_Directions_: Return the data that follows exactly, with each line intact.

_Page and application data records_:
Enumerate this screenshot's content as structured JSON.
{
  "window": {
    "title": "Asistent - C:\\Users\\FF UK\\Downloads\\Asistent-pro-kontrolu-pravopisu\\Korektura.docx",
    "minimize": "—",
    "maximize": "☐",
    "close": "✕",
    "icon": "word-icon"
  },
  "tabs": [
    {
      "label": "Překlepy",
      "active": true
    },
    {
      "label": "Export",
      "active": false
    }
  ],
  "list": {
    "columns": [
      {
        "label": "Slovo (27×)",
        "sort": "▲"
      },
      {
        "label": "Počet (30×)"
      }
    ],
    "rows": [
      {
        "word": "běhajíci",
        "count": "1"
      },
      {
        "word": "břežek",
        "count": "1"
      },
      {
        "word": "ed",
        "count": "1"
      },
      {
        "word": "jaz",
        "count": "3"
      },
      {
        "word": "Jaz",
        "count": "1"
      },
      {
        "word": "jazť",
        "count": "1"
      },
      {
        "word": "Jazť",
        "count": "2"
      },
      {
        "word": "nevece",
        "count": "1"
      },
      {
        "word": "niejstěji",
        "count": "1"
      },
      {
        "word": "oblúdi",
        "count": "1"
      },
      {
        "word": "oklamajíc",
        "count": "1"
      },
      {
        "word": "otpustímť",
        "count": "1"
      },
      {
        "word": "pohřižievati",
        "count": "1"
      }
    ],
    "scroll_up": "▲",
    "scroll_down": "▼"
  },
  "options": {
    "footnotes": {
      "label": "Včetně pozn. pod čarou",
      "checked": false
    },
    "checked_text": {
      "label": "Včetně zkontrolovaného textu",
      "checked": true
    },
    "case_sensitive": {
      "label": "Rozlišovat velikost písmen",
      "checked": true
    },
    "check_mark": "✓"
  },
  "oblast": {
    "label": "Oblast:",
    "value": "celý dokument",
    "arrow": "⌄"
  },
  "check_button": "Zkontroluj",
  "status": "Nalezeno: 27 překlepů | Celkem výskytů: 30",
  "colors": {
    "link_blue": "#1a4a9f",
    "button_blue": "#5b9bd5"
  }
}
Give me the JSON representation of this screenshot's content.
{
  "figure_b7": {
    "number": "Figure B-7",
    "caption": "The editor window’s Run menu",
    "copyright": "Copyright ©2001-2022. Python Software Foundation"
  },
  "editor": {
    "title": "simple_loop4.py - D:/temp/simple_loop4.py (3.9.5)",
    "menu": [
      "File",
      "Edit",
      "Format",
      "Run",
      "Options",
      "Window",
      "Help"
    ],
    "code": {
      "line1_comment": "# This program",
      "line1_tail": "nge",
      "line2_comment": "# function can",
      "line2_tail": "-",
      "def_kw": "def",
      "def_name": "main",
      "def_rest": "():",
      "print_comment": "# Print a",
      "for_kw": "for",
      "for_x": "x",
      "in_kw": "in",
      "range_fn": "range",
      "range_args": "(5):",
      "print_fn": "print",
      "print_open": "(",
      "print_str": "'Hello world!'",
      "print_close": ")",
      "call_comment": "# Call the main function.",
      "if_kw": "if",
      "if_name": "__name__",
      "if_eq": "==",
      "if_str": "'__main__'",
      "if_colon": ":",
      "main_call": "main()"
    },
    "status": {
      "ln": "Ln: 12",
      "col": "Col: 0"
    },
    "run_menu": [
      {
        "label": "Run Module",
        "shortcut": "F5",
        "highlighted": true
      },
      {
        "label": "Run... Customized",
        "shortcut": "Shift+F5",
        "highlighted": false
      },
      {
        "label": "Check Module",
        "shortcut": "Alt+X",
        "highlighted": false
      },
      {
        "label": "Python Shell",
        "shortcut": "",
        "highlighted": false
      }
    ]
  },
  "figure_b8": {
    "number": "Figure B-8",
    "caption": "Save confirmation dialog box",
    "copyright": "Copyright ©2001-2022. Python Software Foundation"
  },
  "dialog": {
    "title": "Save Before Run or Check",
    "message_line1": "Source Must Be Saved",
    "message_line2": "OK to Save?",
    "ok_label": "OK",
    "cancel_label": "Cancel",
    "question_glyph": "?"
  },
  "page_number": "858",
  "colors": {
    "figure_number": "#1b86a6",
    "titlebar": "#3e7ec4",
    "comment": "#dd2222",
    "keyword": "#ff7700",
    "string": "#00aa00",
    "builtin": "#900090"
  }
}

_Output for this task_:
Enumerate this screenshot's content as structured JSON.
{
  "window": {
    "title": "Asistent - C:\\Users\\FF UK\\Downloads\\Asistent-pro-kontrolu-pravopisu\\Korektura.docx",
    "minimize": "—",
    "maximize": "☐",
    "close": "✕",
    "icon": "word-icon"
  },
  "tabs": [
    {
      "label": "Překlepy",
      "active": true
    },
    {
      "label": "Export",
      "active": false
    }
  ],
  "list": {
    "columns": [
      {
        "label": "Slovo (27×)",
        "sort": "▲"
      },
      {
        "label": "Počet (30×)"
      }
    ],
    "rows": [
      {
        "word": "běhajíci",
        "count": "1"
      },
      {
        "word": "břežek",
        "count": "1"
      },
      {
        "word": "ed",
        "count": "1"
      },
      {
        "word": "jaz",
        "count": "3"
      },
      {
        "word": "Jaz",
        "count": "1"
      },
      {
        "word": "jazť",
        "count": "1"
      },
      {
        "word": "Jazť",
        "count": "2"
      },
      {
        "word": "nevece",
        "count": "1"
      },
      {
        "word": "niejstěji",
        "count": "1"
      },
      {
        "word": "oblúdi",
        "count": "1"
      },
      {
        "word": "oklamajíc",
        "count": "1"
      },
      {
        "word": "otpustímť",
        "count": "1"
      },
      {
        "word": "pohřižievati",
        "count": "1"
      }
    ],
    "scroll_up": "▲",
    "scroll_down": "▼"
  },
  "options": {
    "footnotes": {
      "label": "Včetně pozn. pod čarou",
      "checked": false
    },
    "checked_text": {
      "label": "Včetně zkontrolovaného textu",
      "checked": true
    },
    "case_sensitive": {
      "label": "Rozlišovat velikost písmen",
      "checked": true
    },
    "check_mark": "✓"
  },
  "oblast": {
    "label": "Oblast:",
    "value": "celý dokument",
    "arrow": "⌄"
  },
  "check_button": "Zkontroluj",
  "status": "Nalezeno: 27 překlepů | Celkem výskytů: 30",
  "colors": {
    "link_blue": "#1a4a9f",
    "button_blue": "#5b9bd5"
  }
}
Give me the JSON representation of this screenshot's content.
{
  "figure_b7": {
    "number": "Figure B-7",
    "caption": "The editor window’s Run menu",
    "copyright": "Copyright ©2001-2022. Python Software Foundation"
  },
  "editor": {
    "title": "simple_loop4.py - D:/temp/simple_loop4.py (3.9.5)",
    "menu": [
      "File",
      "Edit",
      "Format",
      "Run",
      "Options",
      "Window",
      "Help"
    ],
    "code": {
      "line1_comment": "# This program",
      "line1_tail": "nge",
      "line2_comment": "# function can",
      "line2_tail": "-",
      "def_kw": "def",
      "def_name": "main",
      "def_rest": "():",
      "print_comment": "# Print a",
      "for_kw": "for",
      "for_x": "x",
      "in_kw": "in",
      "range_fn": "range",
      "range_args": "(5):",
      "print_fn": "print",
      "print_open": "(",
      "print_str": "'Hello world!'",
      "print_close": ")",
      "call_comment": "# Call the main function.",
      "if_kw": "if",
      "if_name": "__name__",
      "if_eq": "==",
      "if_str": "'__main__'",
      "if_colon": ":",
      "main_call": "main()"
    },
    "status": {
      "ln": "Ln: 12",
      "col": "Col: 0"
    },
    "run_menu": [
      {
        "label": "Run Module",
        "shortcut": "F5",
        "highlighted": true
      },
      {
        "label": "Run... Customized",
        "shortcut": "Shift+F5",
        "highlighted": false
      },
      {
        "label": "Check Module",
        "shortcut": "Alt+X",
        "highlighted": false
      },
      {
        "label": "Python Shell",
        "shortcut": "",
        "highlighted": false
      }
    ]
  },
  "figure_b8": {
    "number": "Figure B-8",
    "caption": "Save confirmation dialog box",
    "copyright": "Copyright ©2001-2022. Python Software Foundation"
  },
  "dialog": {
    "title": "Save Before Run or Check",
    "message_line1": "Source Must Be Saved",
    "message_line2": "OK to Save?",
    "ok_label": "OK",
    "cancel_label": "Cancel",
    "question_glyph": "?"
  },
  "page_number": "858",
  "colors": {
    "figure_number": "#1b86a6",
    "titlebar": "#3e7ec4",
    "comment": "#dd2222",
    "keyword": "#ff7700",
    "string": "#00aa00",
    "builtin": "#900090"
  }
}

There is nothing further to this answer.